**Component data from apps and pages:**
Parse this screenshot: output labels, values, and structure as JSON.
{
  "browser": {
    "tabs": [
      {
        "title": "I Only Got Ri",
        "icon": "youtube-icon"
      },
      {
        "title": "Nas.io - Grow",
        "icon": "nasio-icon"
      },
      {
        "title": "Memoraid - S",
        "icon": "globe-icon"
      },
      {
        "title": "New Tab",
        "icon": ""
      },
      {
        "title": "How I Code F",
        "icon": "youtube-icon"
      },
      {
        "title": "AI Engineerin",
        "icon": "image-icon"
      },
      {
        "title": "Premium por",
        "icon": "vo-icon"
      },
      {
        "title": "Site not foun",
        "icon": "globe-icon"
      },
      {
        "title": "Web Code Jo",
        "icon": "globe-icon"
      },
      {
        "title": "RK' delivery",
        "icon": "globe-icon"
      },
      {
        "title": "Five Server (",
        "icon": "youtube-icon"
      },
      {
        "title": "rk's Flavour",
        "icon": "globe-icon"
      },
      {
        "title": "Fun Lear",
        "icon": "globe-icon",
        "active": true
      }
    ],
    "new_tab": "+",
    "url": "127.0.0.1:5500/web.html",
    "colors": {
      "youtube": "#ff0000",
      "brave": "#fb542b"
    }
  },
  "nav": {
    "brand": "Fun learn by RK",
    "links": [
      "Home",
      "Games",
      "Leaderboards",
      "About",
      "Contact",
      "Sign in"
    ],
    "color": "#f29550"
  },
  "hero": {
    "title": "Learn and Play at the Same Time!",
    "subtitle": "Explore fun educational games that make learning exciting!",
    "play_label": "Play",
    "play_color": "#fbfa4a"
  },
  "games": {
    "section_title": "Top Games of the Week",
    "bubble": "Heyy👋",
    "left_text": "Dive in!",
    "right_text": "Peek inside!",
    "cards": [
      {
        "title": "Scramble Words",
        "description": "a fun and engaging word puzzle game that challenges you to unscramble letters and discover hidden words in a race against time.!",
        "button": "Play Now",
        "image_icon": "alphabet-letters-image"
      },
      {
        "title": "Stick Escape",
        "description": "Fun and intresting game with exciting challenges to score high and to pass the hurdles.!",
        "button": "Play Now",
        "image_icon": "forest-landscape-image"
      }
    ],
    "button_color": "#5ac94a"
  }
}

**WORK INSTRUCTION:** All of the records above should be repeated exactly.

**REPLY TO THE EXERCISE:**
Parse this screenshot: output labels, values, and structure as JSON.
{
  "browser": {
    "tabs": [
      {
        "title": "I Only Got Ri",
        "icon": "youtube-icon"
      },
      {
        "title": "Nas.io - Grow",
        "icon": "nasio-icon"
      },
      {
        "title": "Memoraid - S",
        "icon": "globe-icon"
      },
      {
        "title": "New Tab",
        "icon": ""
      },
      {
        "title": "How I Code F",
        "icon": "youtube-icon"
      },
      {
        "title": "AI Engineerin",
        "icon": "image-icon"
      },
      {
        "title": "Premium por",
        "icon": "vo-icon"
      },
      {
        "title": "Site not foun",
        "icon": "globe-icon"
      },
      {
        "title": "Web Code Jo",
        "icon": "globe-icon"
      },
      {
        "title": "RK' delivery",
        "icon": "globe-icon"
      },
      {
        "title": "Five Server (",
        "icon": "youtube-icon"
      },
      {
        "title": "rk's Flavour",
        "icon": "globe-icon"
      },
      {
        "title": "Fun Lear",
        "icon": "globe-icon",
        "active": true
      }
    ],
    "new_tab": "+",
    "url": "127.0.0.1:5500/web.html",
    "colors": {
      "youtube": "#ff0000",
      "brave": "#fb542b"
    }
  },
  "nav": {
    "brand": "Fun learn by RK",
    "links": [
      "Home",
      "Games",
      "Leaderboards",
      "About",
      "Contact",
      "Sign in"
    ],
    "color": "#f29550"
  },
  "hero": {
    "title": "Learn and Play at the Same Time!",
    "subtitle": "Explore fun educational games that make learning exciting!",
    "play_label": "Play",
    "play_color": "#fbfa4a"
  },
  "games": {
    "section_title": "Top Games of the Week",
    "bubble": "Heyy👋",
    "left_text": "Dive in!",
    "right_text": "Peek inside!",
    "cards": [
      {
        "title": "Scramble Words",
        "description": "a fun and engaging word puzzle game that challenges you to unscramble letters and discover hidden words in a race against time.!",
        "button": "Play Now",
        "image_icon": "alphabet-letters-image"
      },
      {
        "title": "Stick Escape",
        "description": "Fun and intresting game with exciting challenges to score high and to pass the hurdles.!",
        "button": "Play Now",
        "image_icon": "forest-landscape-image"
      }
    ],
    "button_color": "#5ac94a"
  }
}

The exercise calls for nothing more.